In the mesmerizing movie Life of Pi, Pondicherry (now Puducherry) is described as "one of the most beautiful places on earth". This tiny union territory with sylvan boulevards is truly unique. 98% of homes have electricity, 81% a phone, 82% a television, 94% transport, 93% an aadhaar card and 100% atleast one bank account after the Jan Dhan Yojana.
So, it is more than a tad surprising that of the only two cities that the Food Ministry chose to conduct "pilots" to replace the public distribution system's (PDS) subsidized foodgrains with cash - this affluent former French colony is one. Bafflingly, the über planned Chandigarh designed by Le Corbusier is the other. But does it make any sense to test the replicability of cash transfers, across the expanse of India, only in the best-case scenario?
Yet, direct cash benefit transfer (DBT) is the latest buzzword in the Finance Ministry, which has mooted with ferocity for the "JAM Trinity" (Jan Dhan, Aadhaar and Mobile). But the question remains - will the poor have access to the trinity despite living on the margins? And is it possible in the first place to identify who is poor before doling out cash, the weakest design link of all targeted anti-poverty schemes? The Prime Minister's appeal to the wealthy to voluntarily give up their LPG subsidy speaks volumes of this inherent flaw.

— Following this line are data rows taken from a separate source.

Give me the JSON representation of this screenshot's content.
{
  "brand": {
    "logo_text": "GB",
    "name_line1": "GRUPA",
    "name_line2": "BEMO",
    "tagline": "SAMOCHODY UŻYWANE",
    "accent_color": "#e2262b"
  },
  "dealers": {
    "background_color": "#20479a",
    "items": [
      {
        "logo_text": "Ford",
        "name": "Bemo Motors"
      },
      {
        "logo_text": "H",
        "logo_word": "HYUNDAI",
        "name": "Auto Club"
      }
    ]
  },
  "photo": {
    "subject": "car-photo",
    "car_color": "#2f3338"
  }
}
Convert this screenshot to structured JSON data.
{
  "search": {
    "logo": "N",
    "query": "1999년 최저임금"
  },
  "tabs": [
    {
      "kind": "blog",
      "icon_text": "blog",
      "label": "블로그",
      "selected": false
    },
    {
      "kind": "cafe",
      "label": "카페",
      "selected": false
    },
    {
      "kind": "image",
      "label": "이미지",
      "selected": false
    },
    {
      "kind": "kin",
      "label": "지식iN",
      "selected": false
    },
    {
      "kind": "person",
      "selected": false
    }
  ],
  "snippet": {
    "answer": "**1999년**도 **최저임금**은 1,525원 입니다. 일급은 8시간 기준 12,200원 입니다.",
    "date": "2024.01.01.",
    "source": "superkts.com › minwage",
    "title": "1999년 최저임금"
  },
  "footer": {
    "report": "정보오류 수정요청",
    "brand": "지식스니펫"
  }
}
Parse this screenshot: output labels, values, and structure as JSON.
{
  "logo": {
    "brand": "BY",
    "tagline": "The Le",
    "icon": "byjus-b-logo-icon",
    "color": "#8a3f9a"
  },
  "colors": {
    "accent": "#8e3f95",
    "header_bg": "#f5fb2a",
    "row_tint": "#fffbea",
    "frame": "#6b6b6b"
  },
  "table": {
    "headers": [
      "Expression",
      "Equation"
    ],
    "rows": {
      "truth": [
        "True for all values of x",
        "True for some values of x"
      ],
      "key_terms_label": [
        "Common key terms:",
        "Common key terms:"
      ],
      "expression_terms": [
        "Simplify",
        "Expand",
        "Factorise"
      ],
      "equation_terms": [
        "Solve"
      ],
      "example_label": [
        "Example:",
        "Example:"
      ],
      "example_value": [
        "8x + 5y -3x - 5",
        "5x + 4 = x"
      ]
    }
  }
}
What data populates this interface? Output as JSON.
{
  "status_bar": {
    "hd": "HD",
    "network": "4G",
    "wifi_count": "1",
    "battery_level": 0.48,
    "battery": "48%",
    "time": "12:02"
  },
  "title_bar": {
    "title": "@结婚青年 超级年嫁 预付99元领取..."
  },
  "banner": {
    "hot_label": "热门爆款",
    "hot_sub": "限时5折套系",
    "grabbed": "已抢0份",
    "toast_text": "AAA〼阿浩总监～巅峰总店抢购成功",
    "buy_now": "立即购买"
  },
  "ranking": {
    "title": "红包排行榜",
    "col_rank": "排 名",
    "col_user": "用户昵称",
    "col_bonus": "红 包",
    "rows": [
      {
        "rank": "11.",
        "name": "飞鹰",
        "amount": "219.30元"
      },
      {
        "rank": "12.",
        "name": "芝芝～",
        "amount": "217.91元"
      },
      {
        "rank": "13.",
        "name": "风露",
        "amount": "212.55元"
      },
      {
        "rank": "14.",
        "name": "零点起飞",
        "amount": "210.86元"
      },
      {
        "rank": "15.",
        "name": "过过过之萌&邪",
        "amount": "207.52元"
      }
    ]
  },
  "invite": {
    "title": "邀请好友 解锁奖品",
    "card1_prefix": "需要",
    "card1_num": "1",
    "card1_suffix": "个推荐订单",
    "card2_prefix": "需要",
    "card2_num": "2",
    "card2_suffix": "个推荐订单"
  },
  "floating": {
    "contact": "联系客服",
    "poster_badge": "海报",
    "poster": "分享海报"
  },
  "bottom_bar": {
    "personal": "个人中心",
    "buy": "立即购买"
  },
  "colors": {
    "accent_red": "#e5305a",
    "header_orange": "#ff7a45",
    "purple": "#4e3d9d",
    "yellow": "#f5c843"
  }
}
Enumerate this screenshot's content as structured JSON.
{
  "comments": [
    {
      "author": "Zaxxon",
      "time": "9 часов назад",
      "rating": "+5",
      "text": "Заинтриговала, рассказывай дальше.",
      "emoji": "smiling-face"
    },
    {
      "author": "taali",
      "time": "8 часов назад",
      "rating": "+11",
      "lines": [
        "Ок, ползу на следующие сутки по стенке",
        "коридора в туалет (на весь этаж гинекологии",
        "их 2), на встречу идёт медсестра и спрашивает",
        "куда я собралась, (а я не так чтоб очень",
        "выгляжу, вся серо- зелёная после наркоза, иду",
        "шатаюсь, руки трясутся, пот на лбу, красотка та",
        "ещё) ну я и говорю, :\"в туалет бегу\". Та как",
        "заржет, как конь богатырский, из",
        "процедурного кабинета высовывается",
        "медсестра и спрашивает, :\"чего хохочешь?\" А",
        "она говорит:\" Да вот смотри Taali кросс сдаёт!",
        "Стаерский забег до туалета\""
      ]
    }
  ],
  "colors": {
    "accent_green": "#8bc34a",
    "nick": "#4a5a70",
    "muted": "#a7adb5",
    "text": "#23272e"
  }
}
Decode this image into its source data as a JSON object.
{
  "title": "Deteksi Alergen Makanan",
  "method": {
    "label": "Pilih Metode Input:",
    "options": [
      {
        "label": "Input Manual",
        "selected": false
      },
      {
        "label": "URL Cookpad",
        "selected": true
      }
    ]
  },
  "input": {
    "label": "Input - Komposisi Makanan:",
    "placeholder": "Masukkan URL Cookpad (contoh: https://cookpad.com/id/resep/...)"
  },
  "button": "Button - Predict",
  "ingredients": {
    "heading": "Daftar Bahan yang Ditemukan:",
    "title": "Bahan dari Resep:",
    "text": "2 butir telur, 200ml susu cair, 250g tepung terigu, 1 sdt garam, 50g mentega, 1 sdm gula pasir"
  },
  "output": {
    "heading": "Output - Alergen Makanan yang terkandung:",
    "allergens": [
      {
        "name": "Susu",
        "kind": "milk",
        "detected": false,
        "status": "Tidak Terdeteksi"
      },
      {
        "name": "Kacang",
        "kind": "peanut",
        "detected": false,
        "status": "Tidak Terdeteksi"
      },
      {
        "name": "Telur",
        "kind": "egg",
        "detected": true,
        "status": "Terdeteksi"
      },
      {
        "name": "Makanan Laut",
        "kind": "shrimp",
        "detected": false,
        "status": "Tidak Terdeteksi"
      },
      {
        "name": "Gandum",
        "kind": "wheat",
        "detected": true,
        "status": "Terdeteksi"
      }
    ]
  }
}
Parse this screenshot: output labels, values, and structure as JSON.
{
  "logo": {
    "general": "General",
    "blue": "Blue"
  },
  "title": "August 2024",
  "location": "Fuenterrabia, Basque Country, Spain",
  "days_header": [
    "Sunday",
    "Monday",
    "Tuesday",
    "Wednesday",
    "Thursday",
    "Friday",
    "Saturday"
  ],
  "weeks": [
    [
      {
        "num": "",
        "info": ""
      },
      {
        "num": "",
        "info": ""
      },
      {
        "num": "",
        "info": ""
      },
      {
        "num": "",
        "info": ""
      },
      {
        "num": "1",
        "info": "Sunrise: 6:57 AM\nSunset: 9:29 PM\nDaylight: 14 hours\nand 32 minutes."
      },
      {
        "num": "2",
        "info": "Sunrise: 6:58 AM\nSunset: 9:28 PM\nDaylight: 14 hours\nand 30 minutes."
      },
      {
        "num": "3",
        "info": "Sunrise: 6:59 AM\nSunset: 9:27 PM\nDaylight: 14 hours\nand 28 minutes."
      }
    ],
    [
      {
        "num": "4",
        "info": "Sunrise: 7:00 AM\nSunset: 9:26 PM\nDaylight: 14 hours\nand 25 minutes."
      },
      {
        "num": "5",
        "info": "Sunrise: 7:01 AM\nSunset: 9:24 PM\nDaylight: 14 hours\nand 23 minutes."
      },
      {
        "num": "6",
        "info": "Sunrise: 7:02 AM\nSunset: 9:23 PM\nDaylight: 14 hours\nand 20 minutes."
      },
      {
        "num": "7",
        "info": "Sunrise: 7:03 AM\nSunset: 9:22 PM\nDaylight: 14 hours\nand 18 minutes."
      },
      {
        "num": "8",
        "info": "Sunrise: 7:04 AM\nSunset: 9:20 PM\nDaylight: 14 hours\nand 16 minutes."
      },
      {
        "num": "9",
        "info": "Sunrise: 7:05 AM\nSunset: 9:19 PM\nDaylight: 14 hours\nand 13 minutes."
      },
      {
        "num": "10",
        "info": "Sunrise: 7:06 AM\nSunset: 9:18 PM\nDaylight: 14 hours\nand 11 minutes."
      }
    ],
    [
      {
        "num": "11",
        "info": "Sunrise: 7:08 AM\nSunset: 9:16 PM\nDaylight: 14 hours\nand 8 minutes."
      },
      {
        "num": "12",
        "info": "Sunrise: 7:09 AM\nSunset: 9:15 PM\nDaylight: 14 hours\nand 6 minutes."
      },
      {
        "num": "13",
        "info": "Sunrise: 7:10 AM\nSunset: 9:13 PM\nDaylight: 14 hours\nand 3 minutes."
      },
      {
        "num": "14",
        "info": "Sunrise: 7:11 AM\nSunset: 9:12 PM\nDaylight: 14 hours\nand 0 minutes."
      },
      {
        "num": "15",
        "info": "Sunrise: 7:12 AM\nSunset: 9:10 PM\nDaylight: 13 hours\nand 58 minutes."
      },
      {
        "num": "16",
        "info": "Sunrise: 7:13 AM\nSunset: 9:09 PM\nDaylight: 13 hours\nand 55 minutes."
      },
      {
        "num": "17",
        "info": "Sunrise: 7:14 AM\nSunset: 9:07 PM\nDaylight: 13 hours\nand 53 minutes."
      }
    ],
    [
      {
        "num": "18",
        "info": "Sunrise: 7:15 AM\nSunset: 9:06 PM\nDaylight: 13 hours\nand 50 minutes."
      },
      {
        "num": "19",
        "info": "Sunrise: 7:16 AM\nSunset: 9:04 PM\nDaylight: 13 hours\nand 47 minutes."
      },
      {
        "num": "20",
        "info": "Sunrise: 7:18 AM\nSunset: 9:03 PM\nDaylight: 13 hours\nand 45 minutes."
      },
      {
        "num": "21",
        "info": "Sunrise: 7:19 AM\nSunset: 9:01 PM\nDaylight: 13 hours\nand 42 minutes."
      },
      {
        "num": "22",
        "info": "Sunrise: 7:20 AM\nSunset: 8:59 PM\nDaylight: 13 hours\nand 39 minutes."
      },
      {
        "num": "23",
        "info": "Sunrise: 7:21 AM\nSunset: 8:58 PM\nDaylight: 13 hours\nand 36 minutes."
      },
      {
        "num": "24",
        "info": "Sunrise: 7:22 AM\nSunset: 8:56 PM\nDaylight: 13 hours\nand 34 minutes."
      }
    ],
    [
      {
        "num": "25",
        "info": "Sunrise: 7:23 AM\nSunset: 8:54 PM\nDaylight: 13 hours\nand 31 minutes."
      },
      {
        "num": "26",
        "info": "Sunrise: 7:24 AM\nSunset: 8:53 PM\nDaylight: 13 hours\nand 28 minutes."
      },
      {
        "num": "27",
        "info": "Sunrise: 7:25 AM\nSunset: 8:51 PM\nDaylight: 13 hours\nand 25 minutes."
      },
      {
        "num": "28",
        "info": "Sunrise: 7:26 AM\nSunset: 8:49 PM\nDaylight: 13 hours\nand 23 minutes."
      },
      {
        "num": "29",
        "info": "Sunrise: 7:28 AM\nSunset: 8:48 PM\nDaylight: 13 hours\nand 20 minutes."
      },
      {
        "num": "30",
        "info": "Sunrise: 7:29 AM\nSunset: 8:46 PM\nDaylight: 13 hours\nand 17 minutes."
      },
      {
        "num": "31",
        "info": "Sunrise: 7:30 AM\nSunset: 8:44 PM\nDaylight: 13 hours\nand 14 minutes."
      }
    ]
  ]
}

Nevertheless, the Food Ministry is pulling all stops to push the Shantha Kumar High Level Committee's controversial recommendation for the "gradual introduction of cash transfers in [the] PDS..." to be "rolled out over the next 2-3 years." Economists have been crying hoarse about its faulty methodology, which overestimates PDS leakages. But, the Ministry has been shooting off letters to all states to coax them to switch from food to cash − necessarily with aadhaar.
But this clearly violates Supreme Court orders. In September 2013, March 2014 and March 2015, the apex court has ruled that aadhaar cannot be made compulsory. The government body, which generates these unique numbers, still operates without any Parliamentary approval. In 2013, then BJP vice-president Smriti Irani had even criticized that it "violated the Constitutional right to privacy". Yet in the JAM, aadhaar is mandatory.
In ground zero, the Puducherry government, that is part of the NDA coalition, has gone several steps further. Nationwide, it is the first to replace 10 kilos of free rice per family with ₹300 in 3 lakh aadhaar-seeded bank accounts each month.
So, beneficiaries are now scurrying from pillar to post with their magic numbers. Delivery of rice has stopped for the last 5 months. Employees of ration shops (all run by cooperatives) haven't been paid their salaries for 4 months and may lose their jobs. Opposition parties are up in arms with several protest demonstrations. Even in paradise, apparently many people don't want cash.
Women complained that even if cash were deposited in their bank accounts, their husbands often withdraw money with ATM cards. Plus, their workload would double − first trudge to the bank and then the market or ration shops. And what if food inflation spikes? As one homemaker put it, "atleast rice will go directly to the kitchen."
Several state governments including Tamil Nadu, Odisha and Madhya Pradesh have written in protest. Similar experiments a few years ago in Kotkasim in Rajasthan revealed that the genuinely needy without the wherewithal to navigate this complex system got ousted. Delhi's Anna Shree Yojana launched with much fanfare for 1-lakh families too has been wound up.
And if cash were scaled up nationwide − what will happen to India's 48 million tonne mountain of food stocks? Will farmers, who are already livid with the land ordinance, be left high and dry with their harvest?
Surprisingly, during the passage of the Food Law, BJP leaders had specifically moved amendments in Parliament to "remove the provision of cash transfer and food coupons". So, why is the NDA government now singing a different tune with picture perfect Puducherry as an all too convenient backdrop?